Overall they are fairly similar in purpose to the same in Version 7, although the Toolbox used to be a toolbar, and serve the same purposes.
We tend to dock the properties box on the left and toolbox on the right for two reasons. Firstly it keeps the properties closer, and that reduces 'mouse miles', and secondly because the toolbox is often hidden, whereas the properties box is not. Keeping the properties box to the left prevents the main window jumping around when the toolbox disappears.
These panes are highly configurable, and they can be moved around easily and safely. A problem with the version 7 Designer was that panes could easily get placed where you did not want, even over the main window. In version 9 this is all better, and you get clear icon markers of where you can dock your panes, and clear indications of where they will end up. This makes learning the placement easy, and prevents many mistakes.
A nice feature is the ability to have two panes stacked vertically. This was not possible before, and allows small panes to be moved to not take up too much room.
imageAll the panes can be toggled from view in the View menu, and all can be unpinned to allow them to slide out when the tab is hovered over, as in version 7.
Additional panes that will not be kept docked are the messages, for validation and deployment as well as a few other occasions, Translations for multiple language editing, and the search pane. Oddly the results of the search pane do not go into the messages window, although they seem very similar in nature. That may be by design or not, but we think the two should be the same.
Obviously, many components are linked in some way. Stages and Actions use Forms, for example. One very neat addition to the user interface is a 'Go to' menu item on the context menu. This allows you to jump from one component to another. In other components there are sub-items in the Explorer bar that lists the instances where this item is used.
Go To menus
Go to menus exist for the following items:
imageAction => Form used in the Action
imageLinked Process Stage => Linked Processes in a sub- menu

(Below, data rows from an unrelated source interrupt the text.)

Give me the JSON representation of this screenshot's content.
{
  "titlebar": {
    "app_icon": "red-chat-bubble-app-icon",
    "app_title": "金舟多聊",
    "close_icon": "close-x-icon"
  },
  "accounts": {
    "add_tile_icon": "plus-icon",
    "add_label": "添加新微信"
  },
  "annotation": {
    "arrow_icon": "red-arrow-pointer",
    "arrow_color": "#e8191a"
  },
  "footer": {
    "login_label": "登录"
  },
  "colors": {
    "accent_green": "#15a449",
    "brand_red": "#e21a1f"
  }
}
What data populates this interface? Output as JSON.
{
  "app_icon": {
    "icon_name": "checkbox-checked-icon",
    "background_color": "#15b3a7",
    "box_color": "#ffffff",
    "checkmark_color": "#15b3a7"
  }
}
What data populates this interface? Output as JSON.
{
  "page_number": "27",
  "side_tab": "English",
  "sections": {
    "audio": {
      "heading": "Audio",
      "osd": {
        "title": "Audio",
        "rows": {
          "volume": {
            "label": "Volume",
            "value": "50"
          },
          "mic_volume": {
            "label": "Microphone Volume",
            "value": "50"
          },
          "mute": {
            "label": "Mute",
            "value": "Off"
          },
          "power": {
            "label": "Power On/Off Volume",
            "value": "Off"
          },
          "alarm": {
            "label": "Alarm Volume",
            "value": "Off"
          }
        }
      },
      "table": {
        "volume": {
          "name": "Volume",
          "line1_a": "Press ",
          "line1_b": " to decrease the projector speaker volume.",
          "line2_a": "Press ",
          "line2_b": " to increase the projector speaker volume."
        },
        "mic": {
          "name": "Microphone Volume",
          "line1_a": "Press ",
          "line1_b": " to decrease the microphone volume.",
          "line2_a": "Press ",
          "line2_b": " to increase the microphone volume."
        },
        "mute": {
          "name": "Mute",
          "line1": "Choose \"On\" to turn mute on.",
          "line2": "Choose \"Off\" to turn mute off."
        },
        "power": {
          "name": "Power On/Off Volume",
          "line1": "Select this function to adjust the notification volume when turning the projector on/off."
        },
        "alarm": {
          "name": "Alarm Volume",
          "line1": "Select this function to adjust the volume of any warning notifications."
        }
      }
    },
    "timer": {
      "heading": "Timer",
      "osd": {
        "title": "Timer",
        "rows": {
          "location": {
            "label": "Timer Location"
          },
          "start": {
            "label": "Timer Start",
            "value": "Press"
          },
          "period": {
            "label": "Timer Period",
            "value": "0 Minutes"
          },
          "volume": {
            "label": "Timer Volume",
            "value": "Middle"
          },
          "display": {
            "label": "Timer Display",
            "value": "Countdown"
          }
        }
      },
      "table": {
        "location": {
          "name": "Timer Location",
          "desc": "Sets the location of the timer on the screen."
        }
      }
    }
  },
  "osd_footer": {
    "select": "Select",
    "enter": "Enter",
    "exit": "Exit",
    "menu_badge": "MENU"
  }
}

imageSub-Process Stage => Sub- Process
imageLinked Process => Parent Processes in a sub-menu
Ones we would like to see added:
Flagged Action => Flag for Action
Stage => Forms used in Stage
Solution Explorer Links
Sub-Item references exist for the following items:
imageForm => Used in Stages
imageForm => Used in Actions
imageRole => Used by Actions
imageRole => Used in Stages
imageRole => Used by Forms
imageRole => Used by Admin Forms
imageRole => Used by Reports
imageProcess => Used by Process ('linked to')
imageSub-Process => Used by Processes
imageFlag => Used in Action
imageForm Segment => Used by Forms (not in referenced libraries)
Ones we would like to see added:
Flag => Used in Visual Script
Visual Script => Used in Visual Script
Connector => Used in Business Object
Business Object => Used on Forms
=> Used in Field
There may well be others we have not discovered, as they only appear when relevant.
It is not immediately obvious, but as you open new components, the old ones are not closed. This means you can easily switch back and forth between two or more components. This is a great time saver for most developers. Notice that unsaved components are marked with an asterisk.
One potential problem, of course, is leaving too many windows open. Fortunately you can right-click on a tab, and not only can you close the tab, you can close all tabs but the current one. We use this a lot, and we are sure it will become very popular.